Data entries
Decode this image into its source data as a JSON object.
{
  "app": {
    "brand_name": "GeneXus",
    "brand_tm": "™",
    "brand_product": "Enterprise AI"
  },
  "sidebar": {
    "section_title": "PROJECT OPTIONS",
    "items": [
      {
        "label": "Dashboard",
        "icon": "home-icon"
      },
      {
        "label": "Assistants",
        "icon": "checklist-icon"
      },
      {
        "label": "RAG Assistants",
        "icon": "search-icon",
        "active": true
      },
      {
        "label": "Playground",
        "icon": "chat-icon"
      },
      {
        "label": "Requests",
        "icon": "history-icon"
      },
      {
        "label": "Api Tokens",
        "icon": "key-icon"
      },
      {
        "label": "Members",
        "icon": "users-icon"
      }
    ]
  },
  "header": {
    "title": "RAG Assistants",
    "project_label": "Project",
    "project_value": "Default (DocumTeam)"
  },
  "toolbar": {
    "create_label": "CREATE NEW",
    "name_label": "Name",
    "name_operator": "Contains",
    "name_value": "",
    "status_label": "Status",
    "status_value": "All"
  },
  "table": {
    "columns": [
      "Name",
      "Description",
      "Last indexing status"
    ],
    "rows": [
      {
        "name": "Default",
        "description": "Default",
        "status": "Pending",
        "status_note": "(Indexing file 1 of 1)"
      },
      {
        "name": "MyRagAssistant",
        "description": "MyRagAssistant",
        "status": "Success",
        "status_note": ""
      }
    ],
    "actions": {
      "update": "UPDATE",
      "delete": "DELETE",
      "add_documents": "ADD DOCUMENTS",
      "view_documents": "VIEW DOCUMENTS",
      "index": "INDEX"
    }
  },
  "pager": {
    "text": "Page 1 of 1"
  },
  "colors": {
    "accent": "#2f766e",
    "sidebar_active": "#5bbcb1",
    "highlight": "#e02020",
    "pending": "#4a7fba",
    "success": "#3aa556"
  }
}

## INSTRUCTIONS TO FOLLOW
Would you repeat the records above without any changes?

## FINAL ANSWER
Decode this image into its source data as a JSON object.
{
  "app": {
    "brand_name": "GeneXus",
    "brand_tm": "™",
    "brand_product": "Enterprise AI"
  },
  "sidebar": {
    "section_title": "PROJECT OPTIONS",
    "items": [
      {
        "label": "Dashboard",
        "icon": "home-icon"
      },
      {
        "label": "Assistants",
        "icon": "checklist-icon"
      },
      {
        "label": "RAG Assistants",
        "icon": "search-icon",
        "active": true
      },
      {
        "label": "Playground",
        "icon": "chat-icon"
      },
      {
        "label": "Requests",
        "icon": "history-icon"
      },
      {
        "label": "Api Tokens",
        "icon": "key-icon"
      },
      {
        "label": "Members",
        "icon": "users-icon"
      }
    ]
  },
  "header": {
    "title": "RAG Assistants",
    "project_label": "Project",
    "project_value": "Default (DocumTeam)"
  },
  "toolbar": {
    "create_label": "CREATE NEW",
    "name_label": "Name",
    "name_operator": "Contains",
    "name_value": "",
    "status_label": "Status",
    "status_value": "All"
  },
  "table": {
    "columns": [
      "Name",
      "Description",
      "Last indexing status"
    ],
    "rows": [
      {
        "name": "Default",
        "description": "Default",
        "status": "Pending",
        "status_note": "(Indexing file 1 of 1)"
      },
      {
        "name": "MyRagAssistant",
        "description": "MyRagAssistant",
        "status": "Success",
        "status_note": ""
      }
    ],
    "actions": {
      "update": "UPDATE",
      "delete": "DELETE",
      "add_documents": "ADD DOCUMENTS",
      "view_documents": "VIEW DOCUMENTS",
      "index": "INDEX"
    }
  },
  "pager": {
    "text": "Page 1 of 1"
  },
  "colors": {
    "accent": "#2f766e",
    "sidebar_active": "#5bbcb1",
    "highlight": "#e02020",
    "pending": "#4a7fba",
    "success": "#3aa556"
  }
}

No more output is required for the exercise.